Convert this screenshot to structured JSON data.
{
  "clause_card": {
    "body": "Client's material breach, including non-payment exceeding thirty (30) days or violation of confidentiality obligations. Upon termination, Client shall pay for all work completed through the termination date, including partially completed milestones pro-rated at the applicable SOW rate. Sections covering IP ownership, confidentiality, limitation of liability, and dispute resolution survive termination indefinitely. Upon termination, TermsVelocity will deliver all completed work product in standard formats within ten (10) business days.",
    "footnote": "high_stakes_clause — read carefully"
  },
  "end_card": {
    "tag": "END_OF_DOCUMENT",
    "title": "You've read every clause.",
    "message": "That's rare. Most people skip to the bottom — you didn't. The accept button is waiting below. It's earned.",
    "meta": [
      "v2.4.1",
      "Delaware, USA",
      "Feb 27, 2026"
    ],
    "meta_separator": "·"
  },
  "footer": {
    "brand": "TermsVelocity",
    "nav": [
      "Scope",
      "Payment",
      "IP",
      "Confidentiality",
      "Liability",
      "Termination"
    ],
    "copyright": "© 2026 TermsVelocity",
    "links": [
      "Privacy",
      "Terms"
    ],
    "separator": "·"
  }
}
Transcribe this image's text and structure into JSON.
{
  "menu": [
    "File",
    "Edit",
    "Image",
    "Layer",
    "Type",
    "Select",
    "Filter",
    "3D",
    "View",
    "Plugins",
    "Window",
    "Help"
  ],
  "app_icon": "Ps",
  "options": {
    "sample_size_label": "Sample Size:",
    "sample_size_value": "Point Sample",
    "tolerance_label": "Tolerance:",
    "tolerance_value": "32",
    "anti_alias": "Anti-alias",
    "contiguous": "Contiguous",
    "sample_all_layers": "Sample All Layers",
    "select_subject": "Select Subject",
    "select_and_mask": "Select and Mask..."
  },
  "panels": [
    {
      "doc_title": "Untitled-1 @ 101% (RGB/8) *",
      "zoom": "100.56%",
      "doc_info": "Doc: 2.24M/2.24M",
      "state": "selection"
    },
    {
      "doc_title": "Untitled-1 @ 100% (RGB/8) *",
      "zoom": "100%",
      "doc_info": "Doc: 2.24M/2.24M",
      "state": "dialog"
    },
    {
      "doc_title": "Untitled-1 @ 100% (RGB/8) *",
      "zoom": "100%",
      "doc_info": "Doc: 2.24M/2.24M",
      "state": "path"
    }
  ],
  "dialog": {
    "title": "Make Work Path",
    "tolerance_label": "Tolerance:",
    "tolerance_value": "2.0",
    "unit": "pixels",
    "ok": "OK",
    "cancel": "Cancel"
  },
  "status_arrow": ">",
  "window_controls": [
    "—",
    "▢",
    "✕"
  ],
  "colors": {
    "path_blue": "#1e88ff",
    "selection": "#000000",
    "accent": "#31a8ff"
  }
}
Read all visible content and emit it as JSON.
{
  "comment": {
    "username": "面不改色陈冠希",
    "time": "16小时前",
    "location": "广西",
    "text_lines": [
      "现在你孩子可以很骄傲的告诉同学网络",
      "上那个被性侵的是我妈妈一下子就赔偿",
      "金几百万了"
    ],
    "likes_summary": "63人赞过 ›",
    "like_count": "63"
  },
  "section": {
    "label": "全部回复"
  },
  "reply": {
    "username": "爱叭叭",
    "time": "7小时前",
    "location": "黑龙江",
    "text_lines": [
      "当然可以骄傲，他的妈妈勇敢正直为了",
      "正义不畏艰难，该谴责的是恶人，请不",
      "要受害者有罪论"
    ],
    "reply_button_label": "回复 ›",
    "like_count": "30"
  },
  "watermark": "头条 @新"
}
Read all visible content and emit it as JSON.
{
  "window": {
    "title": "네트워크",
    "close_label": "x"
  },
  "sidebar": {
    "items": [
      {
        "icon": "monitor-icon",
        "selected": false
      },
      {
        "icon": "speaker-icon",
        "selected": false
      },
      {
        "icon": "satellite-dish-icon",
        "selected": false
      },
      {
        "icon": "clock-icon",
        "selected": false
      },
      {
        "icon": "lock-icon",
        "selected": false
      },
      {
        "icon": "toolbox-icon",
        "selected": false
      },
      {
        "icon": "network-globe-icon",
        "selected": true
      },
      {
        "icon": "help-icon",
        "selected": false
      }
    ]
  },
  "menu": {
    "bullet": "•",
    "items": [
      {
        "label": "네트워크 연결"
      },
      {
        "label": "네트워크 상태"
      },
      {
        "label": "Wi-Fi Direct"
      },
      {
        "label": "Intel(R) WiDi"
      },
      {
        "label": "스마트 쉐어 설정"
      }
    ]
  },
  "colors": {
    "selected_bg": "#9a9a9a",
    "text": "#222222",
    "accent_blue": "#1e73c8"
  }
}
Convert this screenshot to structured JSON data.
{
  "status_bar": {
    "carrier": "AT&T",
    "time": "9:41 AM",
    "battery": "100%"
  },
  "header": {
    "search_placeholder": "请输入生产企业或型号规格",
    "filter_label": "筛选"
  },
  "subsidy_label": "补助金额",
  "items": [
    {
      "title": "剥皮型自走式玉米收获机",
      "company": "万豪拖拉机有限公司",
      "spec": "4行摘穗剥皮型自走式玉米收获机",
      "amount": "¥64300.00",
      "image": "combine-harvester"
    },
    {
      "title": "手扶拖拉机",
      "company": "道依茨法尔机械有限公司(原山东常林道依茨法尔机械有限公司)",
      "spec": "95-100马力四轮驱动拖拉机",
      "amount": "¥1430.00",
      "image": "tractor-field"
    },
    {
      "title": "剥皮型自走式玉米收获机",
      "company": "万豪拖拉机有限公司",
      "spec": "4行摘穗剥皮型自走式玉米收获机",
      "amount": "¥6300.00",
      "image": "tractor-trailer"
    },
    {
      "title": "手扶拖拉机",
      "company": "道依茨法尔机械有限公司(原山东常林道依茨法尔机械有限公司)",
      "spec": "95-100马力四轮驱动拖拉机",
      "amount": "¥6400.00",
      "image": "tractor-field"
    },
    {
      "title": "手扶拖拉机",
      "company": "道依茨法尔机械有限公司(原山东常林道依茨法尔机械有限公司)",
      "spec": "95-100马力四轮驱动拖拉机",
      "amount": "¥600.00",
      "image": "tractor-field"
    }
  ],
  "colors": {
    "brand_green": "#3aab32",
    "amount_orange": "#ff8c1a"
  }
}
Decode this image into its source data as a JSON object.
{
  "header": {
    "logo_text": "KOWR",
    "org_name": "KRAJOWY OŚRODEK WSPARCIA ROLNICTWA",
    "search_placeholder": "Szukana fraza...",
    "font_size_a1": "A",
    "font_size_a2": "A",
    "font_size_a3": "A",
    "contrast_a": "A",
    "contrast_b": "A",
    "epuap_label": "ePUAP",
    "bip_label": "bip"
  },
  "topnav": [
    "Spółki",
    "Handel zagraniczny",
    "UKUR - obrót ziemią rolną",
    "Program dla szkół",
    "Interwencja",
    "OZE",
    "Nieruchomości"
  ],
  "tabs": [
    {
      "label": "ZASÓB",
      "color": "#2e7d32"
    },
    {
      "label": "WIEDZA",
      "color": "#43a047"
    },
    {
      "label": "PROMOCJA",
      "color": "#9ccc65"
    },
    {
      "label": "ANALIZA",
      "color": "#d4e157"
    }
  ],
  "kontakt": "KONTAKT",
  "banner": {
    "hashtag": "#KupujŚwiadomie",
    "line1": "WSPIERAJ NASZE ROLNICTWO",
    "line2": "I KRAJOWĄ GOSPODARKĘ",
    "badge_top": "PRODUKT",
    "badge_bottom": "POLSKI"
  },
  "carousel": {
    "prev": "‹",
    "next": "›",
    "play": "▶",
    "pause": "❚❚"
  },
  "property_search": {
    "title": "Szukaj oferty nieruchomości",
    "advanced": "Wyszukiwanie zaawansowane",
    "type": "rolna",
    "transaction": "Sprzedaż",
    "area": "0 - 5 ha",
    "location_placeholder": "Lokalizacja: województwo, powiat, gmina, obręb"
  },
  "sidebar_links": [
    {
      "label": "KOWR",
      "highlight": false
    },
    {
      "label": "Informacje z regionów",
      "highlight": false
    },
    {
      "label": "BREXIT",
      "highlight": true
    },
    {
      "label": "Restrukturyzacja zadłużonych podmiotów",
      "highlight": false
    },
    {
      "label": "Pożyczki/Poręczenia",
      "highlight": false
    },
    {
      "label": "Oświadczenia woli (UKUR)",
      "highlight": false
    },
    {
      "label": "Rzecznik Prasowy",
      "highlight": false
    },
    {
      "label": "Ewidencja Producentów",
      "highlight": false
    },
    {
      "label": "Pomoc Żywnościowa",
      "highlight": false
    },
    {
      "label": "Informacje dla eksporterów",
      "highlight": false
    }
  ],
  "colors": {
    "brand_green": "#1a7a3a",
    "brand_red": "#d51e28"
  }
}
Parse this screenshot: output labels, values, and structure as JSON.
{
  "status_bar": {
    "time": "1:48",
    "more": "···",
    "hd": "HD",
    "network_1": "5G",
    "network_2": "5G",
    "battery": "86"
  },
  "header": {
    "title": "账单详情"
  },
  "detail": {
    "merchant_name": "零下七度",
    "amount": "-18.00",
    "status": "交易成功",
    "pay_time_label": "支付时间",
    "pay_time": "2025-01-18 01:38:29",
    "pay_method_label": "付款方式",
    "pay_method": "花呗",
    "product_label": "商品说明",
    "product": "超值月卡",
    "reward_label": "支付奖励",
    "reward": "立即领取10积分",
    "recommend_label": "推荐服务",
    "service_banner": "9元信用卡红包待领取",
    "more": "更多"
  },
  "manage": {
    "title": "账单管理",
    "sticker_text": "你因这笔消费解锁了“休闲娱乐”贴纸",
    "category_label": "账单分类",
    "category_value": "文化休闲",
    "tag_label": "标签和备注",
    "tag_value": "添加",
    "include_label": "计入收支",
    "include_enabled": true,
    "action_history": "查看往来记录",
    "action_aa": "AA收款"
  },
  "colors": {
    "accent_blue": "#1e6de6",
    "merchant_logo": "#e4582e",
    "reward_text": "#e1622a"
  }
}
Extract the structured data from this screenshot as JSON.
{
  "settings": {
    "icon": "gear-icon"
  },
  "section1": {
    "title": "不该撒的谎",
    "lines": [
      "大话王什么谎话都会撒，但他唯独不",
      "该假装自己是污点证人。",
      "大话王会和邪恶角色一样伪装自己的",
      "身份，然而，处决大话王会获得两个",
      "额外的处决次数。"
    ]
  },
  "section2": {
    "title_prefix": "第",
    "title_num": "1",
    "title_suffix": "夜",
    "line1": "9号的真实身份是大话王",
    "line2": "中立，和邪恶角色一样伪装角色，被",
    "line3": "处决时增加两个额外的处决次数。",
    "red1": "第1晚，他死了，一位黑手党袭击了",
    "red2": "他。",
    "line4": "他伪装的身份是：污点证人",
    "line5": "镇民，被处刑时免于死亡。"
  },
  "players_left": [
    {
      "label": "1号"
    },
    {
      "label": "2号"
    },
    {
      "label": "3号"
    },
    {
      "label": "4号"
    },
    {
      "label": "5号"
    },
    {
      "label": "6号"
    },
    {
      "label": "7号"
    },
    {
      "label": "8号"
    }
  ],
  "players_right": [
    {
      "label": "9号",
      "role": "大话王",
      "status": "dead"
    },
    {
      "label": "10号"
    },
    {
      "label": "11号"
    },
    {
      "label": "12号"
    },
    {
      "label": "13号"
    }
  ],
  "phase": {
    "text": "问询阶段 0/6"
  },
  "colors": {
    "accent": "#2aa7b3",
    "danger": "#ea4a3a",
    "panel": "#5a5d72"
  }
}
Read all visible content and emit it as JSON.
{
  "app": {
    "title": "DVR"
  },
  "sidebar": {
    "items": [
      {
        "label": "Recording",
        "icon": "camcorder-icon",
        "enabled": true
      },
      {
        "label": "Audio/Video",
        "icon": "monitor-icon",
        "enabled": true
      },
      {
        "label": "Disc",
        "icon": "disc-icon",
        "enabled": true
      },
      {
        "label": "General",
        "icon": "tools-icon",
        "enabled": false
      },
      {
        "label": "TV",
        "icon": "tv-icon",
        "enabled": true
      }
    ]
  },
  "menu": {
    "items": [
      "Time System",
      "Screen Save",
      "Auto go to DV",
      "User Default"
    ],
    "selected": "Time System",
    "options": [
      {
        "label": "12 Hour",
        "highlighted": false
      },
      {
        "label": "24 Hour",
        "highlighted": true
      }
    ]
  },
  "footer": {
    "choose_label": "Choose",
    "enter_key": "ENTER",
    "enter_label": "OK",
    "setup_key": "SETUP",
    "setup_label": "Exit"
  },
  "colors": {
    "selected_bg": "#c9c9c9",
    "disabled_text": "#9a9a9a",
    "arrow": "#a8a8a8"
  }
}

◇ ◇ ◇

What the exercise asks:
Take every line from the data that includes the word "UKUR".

Exercise solution:
    "UKUR - obrót ziemią rolną",
      "label": "Oświadczenia woli (UKUR)",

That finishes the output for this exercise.